Significant Event Audit in Prison Service Health Care Teams

Mary Fox, Grace Sweeney, Richard Westcott & Jonathan Stead

The objective of this ongoing study is the evaluation of the Significant Event Audit in the Healthcare wings of three remand prisons. The work has been funded by the Home Office.

Study Design and Method

This is a longitudinal study, using qualitative methods of data collection and analysis. Data is collected at each of the three prison sites by (1) observing six consecutive SEA meetings, and (2) interviewing a sample of prison healthcare staff prior to and following the observed SEA meetings. Each of the six meetings are observed by the same researcher, who assumes the role of a non-participant observer, and who keeps a written record of the proceedings. These field notes are supplemented by official agendas and minutes arising from each meeting. Data arising from the observation arm of the study are subjected to a content analysis. Pre-SEA and post-SEA interviews are conducted by the researcher who observed the SEA meetings.

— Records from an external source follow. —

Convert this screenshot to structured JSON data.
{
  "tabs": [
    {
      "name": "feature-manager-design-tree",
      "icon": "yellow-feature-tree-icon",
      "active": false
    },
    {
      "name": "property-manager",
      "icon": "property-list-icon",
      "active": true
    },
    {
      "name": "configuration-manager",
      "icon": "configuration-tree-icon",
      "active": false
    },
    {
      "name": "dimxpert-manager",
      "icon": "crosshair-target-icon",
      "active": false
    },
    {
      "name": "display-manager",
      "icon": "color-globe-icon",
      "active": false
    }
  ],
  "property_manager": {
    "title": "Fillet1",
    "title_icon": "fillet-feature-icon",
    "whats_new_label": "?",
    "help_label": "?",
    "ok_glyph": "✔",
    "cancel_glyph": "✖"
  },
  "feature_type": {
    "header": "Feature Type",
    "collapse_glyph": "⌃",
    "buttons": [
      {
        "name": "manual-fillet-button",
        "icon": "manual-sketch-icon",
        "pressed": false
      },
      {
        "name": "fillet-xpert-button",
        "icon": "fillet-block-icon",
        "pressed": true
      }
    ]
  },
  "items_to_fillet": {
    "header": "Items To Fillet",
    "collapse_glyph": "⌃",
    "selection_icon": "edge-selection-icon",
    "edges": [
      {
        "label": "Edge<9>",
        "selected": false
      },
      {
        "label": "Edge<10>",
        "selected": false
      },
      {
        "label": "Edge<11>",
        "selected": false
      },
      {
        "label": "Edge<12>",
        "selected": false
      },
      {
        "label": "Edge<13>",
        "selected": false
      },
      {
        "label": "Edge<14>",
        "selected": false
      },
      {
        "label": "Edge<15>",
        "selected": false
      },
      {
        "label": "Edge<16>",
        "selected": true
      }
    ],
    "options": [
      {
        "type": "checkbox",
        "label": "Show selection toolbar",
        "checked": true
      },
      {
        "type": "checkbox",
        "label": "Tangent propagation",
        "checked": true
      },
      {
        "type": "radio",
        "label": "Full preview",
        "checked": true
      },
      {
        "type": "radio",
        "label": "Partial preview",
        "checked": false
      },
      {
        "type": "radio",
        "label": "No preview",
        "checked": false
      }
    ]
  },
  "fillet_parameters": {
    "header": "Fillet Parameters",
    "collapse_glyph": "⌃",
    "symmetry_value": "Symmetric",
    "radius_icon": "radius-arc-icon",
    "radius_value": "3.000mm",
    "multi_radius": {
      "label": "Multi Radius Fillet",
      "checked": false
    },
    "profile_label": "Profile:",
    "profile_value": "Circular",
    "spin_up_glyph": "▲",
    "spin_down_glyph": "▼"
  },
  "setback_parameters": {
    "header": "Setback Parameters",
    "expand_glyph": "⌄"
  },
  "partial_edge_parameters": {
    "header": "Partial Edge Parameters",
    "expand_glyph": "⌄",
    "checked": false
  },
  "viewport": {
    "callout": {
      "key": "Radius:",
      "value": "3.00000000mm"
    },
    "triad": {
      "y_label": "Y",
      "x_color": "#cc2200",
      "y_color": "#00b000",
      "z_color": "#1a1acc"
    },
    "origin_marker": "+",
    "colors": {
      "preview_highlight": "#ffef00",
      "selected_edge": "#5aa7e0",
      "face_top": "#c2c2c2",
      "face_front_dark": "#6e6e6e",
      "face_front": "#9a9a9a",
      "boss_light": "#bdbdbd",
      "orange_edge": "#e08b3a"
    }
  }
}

These interviews are semi-structured, tape-recorded and subjected to a grounded theory analysis.

At the end of these stages of data collection and data analysis, a 'negotiated feedback session' will be convened at each prison site, so that findings of the study can be shared with study participants.


A total of 14 pre-SEA interviews have been conducted with staff from the three remand prisons. Interview participants include 3 nurses, 3 prison officers, 2 pharmacists, 2 occupational therapists, 2 medical doctors, 1 community psychiatric nurse and 1 psychiatric nurse. These interviews have been transcribed in full and preliminary analysis is in progress.

The observation arm of the study is nearing completion and is due to finish in May 2000. Five SEA meetings have been observed at two prisons and four in the third. Post-SEA interviews will then be conducted with subjects comprising the original sample. All data collection will be completed by August 2000.

Preliminary Findings

Although data collection and data analysis are still ongoing, a number of preliminary points can be made;

a) Leadership is critical - both the leader's style and his/her place in the hierarchy will influence the meeting. Individuals who are at the top of the hierarchal scale need to display even better leadership skills that those at the middle of the hierarchy.

b) There is generally a good understanding of the role and function of SEA meeting,

c) Team members generally express satisfaction with the process, although there is some scepticism as to whether or not it will be effective.

d) Team members are concerned that (i) the meetings will generate more work, and (ii) that they will be potentially divisive.

e) The types of issues brought for discussion at the meetings can be grouped as, (i) policy and procedures, (ii) problems with equipment, (iii) medication, (iv) conflicts with others (disciplinary staff and management), and (v) congratulations.